“...First Solar, with its investment through Community Solar market leader CEC, is set to become an increasingly important DG player starting 2015…[Utility scale installations can be] deployed at below $1.50 a watt…[Residential rooftop solar is] being deployed at above $4 a watt by companies like] SolarCity and Vivint Solar…The current residential deployment, however, is unsuited to all but a limited set of potential US solar customers…The answer in many cases is alternative solar deployments such as community solar, microgrids, and nanogrids. These solutions are not limited by rooftop space, shading, and other factors that limit the scope of current residential and commercial solar deployments. Given the potential scale benefit of these projects, they are likely to have far superior economics compared to hosting a solar system on a rooftop. Larger community installations may even have a cost structure closer to that of utility solar and consequently, these deployments have the potential to offer cost effective alternatives…” click here for more
WHAT WIND CAN DO Wind Energy’s Role
Michael Goggin, April 23, 2015 (NY Times)
“Wind energy plays a critical role in reducing carbon emissions while minimizing [water use and] land use. Wind turbines provide high ¬density energy production, as typically only 1 to 2 percent of the land within a wind plant is occupied by turbines, roads and electrical substations. The rest can be used for its original purposes; for example, farmers and ranchers benefit from wind lease payments while continuing to work the land around the turbines. A recent Energy Department report calculated that supplying 35 percent of America’s electricity from wind would use less land than just a third of our golf courses. Moreover, other energy sources consume fuel that must be continually mined or drilled, devouring new land over time, while wind plants produce energy from the same land in perpetuity. Most important, United States wind energy reduced carbon pollution by 125 million metric tons in 2014, the equivalent yearly emissions of 26 million cars. As the lowest cost zero¬ emission energy source, wind energy must play a critical role in tackling the most pressing challenge facing all of Earth’s lands: climate change.” click here for more
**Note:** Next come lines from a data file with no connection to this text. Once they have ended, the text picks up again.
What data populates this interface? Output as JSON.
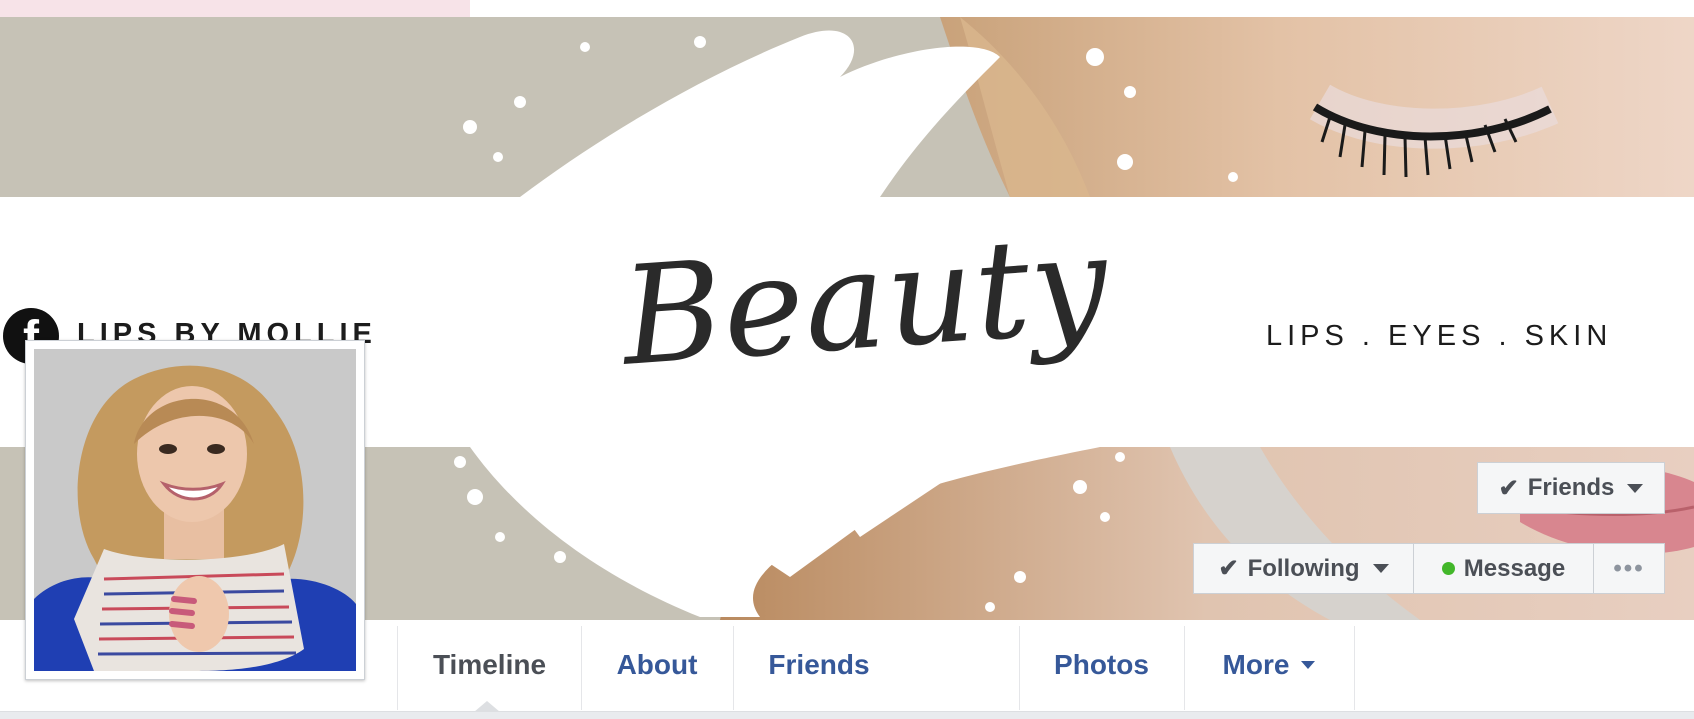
{
  "cover": {
    "brand_name": "LIPS BY MOLLIE",
    "fb_glyph": "f",
    "title": "Beauty",
    "tagline": "LIPS . EYES . SKIN"
  },
  "actions": {
    "friends_label": "Friends",
    "following_label": "Following",
    "message_label": "Message",
    "more_options_label": "•••",
    "check_glyph": "✔",
    "online_status_color": "#42b72a"
  },
  "nav": {
    "tabs": [
      {
        "label": "Timeline",
        "active": true
      },
      {
        "label": "About"
      },
      {
        "label": "Friends"
      },
      {
        "label": "Photos"
      },
      {
        "label": "More",
        "has_dropdown": true
      }
    ]
  },
  "colors": {
    "link": "#365899",
    "active_tab": "#4b4f56",
    "button_bg": "#f5f6f7"
  },
  "icons": {
    "facebook": "facebook-icon",
    "check": "check-icon",
    "caret": "chevron-down-icon",
    "online": "online-dot-icon",
    "more": "ellipsis-icon"
  }
}
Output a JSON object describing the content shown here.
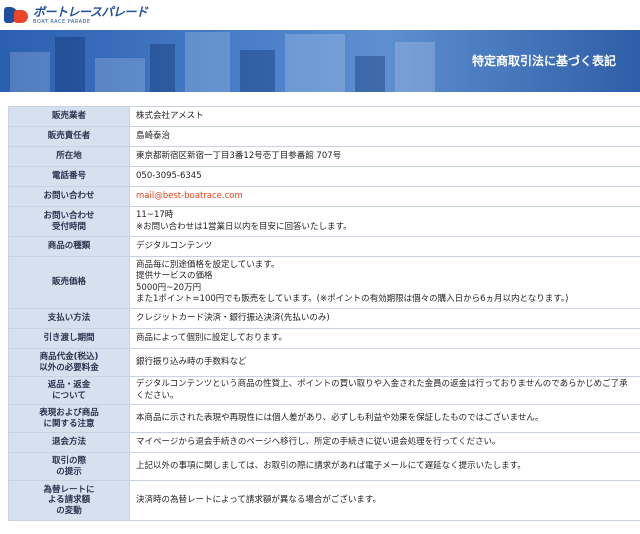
{
  "header": {
    "logo_jp": "ボートレースパレード",
    "logo_en": "BOAT RACE PARADE",
    "banner_title": "特定商取引法に基づく表記"
  },
  "rows": [
    {
      "label": "販売業者",
      "value": "株式会社アメスト"
    },
    {
      "label": "販売責任者",
      "value": "島崎泰治"
    },
    {
      "label": "所在地",
      "value": "東京都新宿区新宿一丁目3番12号壱丁目参番館 707号"
    },
    {
      "label": "電話番号",
      "value": "050-3095-6345"
    },
    {
      "label": "お問い合わせ",
      "value": "mail@best-boatrace.com"
    },
    {
      "label": "お問い合わせ\n受付時間",
      "value": "11~17時\n※お問い合わせは1営業日以内を目安に回答いたします。"
    },
    {
      "label": "商品の種類",
      "value": "デジタルコンテンツ"
    },
    {
      "label": "販売価格",
      "value": "商品毎に別途価格を設定しています。\n提供サービスの価格\n5000円~20万円\nまた1ポイント=100円でも販売をしています。(※ポイントの有効期限は個々の購入日から6ヵ月以内となります。)"
    },
    {
      "label": "支払い方法",
      "value": "クレジットカード決済・銀行振込決済(先払いのみ)"
    },
    {
      "label": "引き渡し期間",
      "value": "商品によって個別に設定しております。"
    },
    {
      "label": "商品代金(税込)\n以外の必要料金",
      "value": "銀行振り込み時の手数料など"
    },
    {
      "label": "返品・返金\nについて",
      "value": "デジタルコンテンツという商品の性質上、ポイントの買い取りや入金された金員の返金は行っておりませんのであらかじめご了承ください。"
    },
    {
      "label": "表現および商品\nに関する注意",
      "value": "本商品に示された表現や再現性には個人差があり、必ずしも利益や効果を保証したものではございません。"
    },
    {
      "label": "退会方法",
      "value": "マイページから退会手続きのページへ移行し、所定の手続きに従い退会処理を行ってください。"
    },
    {
      "label": "取引の際\nの提示",
      "value": "上記以外の事項に関しましては、お取引の際に請求があれば電子メールにて遅延なく提示いたします。"
    },
    {
      "label": "為替レートに\nよる請求額\nの変動",
      "value": "決済時の為替レートによって請求額が異なる場合がございます。"
    }
  ]
}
And Oklahoma celebrates the joy of fracking. It works well "except for the earthquakes and the contamination of groundwater." From Comedy Central
This scientist-hero has prevailed and persisted in his personal fight to speak truth to power. From greenmanbucket via YouTube
This is Siberia, where there is evidence the methane is coming out of the permafrost. From Vladislav Igorevich via YouTube